**What this task involves**
Keep only the lines of the data below that contain "speaker", and copy them.

Saved data entries:
☆ ☆ ☆

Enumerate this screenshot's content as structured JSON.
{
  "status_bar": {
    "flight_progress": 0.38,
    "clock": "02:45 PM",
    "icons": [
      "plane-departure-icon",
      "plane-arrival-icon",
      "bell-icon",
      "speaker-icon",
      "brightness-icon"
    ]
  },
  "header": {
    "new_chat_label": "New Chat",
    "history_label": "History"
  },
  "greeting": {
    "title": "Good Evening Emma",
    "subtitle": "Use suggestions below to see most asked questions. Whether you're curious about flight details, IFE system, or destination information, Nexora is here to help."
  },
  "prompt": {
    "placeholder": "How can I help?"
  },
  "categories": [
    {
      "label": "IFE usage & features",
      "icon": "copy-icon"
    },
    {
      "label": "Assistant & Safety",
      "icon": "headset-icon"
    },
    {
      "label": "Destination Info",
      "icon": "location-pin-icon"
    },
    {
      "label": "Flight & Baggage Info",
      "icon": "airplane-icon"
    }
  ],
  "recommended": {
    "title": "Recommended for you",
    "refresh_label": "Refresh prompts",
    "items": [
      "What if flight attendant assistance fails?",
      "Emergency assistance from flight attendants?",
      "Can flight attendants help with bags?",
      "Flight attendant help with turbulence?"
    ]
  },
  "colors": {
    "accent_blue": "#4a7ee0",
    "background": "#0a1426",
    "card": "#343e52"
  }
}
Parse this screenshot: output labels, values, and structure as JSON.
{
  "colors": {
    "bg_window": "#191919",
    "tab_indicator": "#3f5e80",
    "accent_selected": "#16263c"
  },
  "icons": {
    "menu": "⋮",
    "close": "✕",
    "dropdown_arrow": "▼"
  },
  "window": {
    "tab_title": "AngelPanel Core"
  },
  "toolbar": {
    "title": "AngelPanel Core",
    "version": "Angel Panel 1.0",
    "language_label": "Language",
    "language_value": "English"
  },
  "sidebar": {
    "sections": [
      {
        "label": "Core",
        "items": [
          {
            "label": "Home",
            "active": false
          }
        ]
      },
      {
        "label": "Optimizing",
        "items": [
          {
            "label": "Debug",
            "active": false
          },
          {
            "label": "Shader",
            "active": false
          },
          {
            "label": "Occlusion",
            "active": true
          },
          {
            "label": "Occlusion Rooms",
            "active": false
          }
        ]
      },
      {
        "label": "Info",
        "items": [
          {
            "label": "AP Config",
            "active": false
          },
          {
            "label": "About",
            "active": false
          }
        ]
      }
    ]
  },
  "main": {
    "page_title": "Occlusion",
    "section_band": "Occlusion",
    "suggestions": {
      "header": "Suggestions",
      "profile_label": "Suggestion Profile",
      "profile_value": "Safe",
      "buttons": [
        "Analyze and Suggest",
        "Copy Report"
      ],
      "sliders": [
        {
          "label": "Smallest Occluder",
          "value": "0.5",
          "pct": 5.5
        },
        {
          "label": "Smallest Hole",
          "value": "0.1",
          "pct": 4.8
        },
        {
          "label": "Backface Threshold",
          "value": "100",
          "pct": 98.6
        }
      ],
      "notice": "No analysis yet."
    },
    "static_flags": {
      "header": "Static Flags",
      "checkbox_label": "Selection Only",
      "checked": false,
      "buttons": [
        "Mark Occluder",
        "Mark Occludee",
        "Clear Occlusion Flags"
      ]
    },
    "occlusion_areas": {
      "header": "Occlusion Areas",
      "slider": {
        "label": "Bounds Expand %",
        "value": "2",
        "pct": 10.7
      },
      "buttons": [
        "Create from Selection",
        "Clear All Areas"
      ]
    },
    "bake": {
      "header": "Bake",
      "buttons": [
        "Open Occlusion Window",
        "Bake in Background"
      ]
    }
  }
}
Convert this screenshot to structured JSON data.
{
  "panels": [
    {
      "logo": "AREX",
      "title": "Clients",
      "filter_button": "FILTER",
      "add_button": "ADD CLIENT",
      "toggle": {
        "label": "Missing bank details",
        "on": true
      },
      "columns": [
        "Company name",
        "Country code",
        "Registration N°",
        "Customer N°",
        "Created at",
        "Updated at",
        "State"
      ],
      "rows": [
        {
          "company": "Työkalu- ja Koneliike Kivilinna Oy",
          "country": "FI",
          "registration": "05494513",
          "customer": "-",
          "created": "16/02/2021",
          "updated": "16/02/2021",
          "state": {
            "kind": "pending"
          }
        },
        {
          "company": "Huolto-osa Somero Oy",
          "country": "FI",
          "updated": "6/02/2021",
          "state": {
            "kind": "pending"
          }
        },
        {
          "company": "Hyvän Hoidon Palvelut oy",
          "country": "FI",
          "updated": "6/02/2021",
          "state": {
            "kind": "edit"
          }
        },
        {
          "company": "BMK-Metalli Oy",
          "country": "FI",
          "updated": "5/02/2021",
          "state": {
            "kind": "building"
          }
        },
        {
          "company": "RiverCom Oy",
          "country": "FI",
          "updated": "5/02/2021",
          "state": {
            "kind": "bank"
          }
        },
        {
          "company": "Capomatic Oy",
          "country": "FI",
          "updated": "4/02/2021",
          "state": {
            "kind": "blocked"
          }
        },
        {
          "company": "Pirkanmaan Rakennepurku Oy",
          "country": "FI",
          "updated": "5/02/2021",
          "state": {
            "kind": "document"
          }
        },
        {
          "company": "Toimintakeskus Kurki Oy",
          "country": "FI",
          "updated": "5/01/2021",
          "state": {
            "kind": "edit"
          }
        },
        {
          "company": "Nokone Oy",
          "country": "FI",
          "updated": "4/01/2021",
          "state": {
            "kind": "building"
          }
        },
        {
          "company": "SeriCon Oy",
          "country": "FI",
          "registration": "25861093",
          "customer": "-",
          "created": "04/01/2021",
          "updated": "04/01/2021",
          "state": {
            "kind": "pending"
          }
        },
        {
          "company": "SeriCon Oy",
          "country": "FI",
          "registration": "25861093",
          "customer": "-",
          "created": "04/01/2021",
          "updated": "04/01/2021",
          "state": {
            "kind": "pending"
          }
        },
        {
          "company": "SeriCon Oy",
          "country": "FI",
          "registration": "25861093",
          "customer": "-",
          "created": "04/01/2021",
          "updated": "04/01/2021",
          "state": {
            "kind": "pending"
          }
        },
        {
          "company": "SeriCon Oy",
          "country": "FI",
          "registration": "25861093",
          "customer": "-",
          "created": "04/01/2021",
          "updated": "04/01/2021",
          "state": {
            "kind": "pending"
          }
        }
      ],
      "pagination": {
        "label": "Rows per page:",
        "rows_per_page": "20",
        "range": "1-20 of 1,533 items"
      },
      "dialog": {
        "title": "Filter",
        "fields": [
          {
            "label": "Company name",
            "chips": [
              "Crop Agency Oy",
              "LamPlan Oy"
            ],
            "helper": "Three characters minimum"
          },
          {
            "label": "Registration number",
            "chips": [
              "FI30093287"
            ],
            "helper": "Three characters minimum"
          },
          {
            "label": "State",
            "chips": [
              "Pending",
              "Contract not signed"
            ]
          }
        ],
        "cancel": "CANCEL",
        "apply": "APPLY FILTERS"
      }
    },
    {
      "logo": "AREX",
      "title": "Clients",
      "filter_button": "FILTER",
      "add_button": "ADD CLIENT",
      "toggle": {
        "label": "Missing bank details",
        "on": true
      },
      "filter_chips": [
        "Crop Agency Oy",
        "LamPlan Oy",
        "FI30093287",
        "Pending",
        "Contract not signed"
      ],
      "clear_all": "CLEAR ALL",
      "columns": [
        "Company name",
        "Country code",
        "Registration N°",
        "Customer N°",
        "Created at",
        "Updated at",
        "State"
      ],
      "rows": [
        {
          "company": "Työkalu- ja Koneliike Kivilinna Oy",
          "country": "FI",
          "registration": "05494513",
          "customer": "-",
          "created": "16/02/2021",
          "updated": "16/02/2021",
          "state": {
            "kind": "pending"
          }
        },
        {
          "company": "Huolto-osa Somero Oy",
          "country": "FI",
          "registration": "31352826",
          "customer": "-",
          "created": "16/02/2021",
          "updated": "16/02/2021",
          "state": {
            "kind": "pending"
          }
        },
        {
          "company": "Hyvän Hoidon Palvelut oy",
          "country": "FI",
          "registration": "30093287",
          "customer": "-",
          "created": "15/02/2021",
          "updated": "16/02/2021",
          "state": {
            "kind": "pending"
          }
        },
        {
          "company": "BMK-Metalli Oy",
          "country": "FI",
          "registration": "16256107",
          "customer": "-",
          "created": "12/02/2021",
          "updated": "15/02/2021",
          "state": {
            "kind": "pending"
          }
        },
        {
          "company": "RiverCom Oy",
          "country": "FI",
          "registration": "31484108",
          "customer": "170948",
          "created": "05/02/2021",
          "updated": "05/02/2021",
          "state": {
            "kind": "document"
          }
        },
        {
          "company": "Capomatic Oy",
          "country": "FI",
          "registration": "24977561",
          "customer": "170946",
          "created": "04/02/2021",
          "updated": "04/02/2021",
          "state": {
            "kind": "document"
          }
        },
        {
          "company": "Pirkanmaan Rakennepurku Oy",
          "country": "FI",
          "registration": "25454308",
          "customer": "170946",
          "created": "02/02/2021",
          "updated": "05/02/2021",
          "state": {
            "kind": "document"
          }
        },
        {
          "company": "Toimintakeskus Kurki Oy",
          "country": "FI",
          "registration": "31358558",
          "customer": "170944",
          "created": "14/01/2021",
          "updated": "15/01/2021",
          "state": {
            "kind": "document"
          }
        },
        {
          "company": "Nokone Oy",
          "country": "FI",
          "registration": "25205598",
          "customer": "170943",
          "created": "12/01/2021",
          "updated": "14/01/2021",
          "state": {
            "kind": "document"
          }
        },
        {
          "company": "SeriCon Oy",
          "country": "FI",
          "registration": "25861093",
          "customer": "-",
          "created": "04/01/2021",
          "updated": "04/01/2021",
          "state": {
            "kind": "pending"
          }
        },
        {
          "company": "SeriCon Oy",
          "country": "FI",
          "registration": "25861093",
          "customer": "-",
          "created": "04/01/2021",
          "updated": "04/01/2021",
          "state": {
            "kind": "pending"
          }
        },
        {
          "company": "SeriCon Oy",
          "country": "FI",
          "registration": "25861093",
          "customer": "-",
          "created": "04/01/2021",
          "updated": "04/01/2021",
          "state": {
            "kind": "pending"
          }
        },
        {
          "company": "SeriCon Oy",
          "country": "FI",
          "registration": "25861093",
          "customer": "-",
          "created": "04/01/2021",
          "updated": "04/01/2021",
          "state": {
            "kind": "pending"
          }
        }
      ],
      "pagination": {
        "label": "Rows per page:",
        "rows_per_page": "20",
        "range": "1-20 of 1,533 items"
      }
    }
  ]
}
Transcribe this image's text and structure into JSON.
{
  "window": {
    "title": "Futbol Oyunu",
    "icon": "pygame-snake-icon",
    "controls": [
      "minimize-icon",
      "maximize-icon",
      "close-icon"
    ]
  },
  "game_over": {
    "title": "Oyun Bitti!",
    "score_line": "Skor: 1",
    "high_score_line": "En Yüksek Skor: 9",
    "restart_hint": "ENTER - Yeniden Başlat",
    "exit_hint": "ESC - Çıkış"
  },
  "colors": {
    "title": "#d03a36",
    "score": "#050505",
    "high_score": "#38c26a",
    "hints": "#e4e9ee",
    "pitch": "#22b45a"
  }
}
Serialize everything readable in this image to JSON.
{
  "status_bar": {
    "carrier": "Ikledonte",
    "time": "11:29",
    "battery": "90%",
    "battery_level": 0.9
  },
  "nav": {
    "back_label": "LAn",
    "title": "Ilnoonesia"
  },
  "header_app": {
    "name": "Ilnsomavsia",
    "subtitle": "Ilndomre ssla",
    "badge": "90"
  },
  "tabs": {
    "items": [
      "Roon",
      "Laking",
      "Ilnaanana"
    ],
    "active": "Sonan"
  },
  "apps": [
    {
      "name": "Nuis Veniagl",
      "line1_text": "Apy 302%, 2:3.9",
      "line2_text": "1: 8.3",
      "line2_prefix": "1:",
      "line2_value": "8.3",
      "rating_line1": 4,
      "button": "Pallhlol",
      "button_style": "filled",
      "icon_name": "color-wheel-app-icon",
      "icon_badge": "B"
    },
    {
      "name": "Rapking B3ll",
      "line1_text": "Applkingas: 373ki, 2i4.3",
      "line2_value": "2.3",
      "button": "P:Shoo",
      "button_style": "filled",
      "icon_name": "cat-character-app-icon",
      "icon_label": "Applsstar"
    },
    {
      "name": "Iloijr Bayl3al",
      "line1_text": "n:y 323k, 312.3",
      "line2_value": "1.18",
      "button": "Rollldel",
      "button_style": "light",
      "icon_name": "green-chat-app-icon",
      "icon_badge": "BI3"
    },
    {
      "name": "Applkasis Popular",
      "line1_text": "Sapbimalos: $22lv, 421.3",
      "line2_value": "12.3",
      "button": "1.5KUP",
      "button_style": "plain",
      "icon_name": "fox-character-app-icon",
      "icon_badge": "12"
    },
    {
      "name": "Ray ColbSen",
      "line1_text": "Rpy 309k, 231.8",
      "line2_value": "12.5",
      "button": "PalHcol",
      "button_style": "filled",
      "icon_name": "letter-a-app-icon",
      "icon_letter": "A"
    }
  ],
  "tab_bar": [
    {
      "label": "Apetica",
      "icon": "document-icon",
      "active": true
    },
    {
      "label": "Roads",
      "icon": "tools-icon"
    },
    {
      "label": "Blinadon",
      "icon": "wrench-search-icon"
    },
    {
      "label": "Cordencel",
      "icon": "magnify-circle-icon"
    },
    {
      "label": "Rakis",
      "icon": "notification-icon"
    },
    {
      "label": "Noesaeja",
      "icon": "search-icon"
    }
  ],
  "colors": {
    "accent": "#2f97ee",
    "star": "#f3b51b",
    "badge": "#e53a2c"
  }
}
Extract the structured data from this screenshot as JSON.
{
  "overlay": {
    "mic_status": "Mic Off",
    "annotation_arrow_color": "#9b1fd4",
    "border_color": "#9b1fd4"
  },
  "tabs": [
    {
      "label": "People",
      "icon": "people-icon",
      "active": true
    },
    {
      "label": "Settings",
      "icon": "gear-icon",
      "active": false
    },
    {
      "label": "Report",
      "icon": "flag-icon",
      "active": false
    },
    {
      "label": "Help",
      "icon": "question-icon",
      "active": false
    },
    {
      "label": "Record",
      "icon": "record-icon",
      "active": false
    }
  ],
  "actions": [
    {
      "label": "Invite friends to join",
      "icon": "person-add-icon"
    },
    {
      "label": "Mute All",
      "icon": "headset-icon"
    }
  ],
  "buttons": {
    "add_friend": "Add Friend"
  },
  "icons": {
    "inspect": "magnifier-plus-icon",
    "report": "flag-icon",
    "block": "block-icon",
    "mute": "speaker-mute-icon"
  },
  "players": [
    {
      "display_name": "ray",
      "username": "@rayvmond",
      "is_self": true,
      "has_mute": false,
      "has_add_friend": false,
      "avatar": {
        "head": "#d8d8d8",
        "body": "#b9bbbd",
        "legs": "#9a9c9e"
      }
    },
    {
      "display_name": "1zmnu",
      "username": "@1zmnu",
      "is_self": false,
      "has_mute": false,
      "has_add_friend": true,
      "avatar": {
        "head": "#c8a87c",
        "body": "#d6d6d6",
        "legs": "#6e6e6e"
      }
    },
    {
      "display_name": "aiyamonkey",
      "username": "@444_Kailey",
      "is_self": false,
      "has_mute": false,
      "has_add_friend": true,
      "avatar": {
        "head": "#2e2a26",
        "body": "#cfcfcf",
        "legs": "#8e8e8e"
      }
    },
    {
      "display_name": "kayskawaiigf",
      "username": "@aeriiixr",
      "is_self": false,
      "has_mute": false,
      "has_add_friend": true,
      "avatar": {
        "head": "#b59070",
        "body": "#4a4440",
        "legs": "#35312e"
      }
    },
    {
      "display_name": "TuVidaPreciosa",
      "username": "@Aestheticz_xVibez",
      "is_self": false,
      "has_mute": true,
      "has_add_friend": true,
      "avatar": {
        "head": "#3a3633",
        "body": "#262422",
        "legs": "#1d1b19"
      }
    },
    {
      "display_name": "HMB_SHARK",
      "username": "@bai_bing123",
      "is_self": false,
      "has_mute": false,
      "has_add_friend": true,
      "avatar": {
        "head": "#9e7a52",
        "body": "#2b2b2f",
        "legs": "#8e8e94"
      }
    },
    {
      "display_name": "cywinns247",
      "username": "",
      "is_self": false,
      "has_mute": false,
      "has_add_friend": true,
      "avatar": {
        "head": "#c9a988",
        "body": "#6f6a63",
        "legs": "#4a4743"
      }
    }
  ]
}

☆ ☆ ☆

**Output of the task**
      "speaker-icon",
    "mute": "speaker-mute-icon"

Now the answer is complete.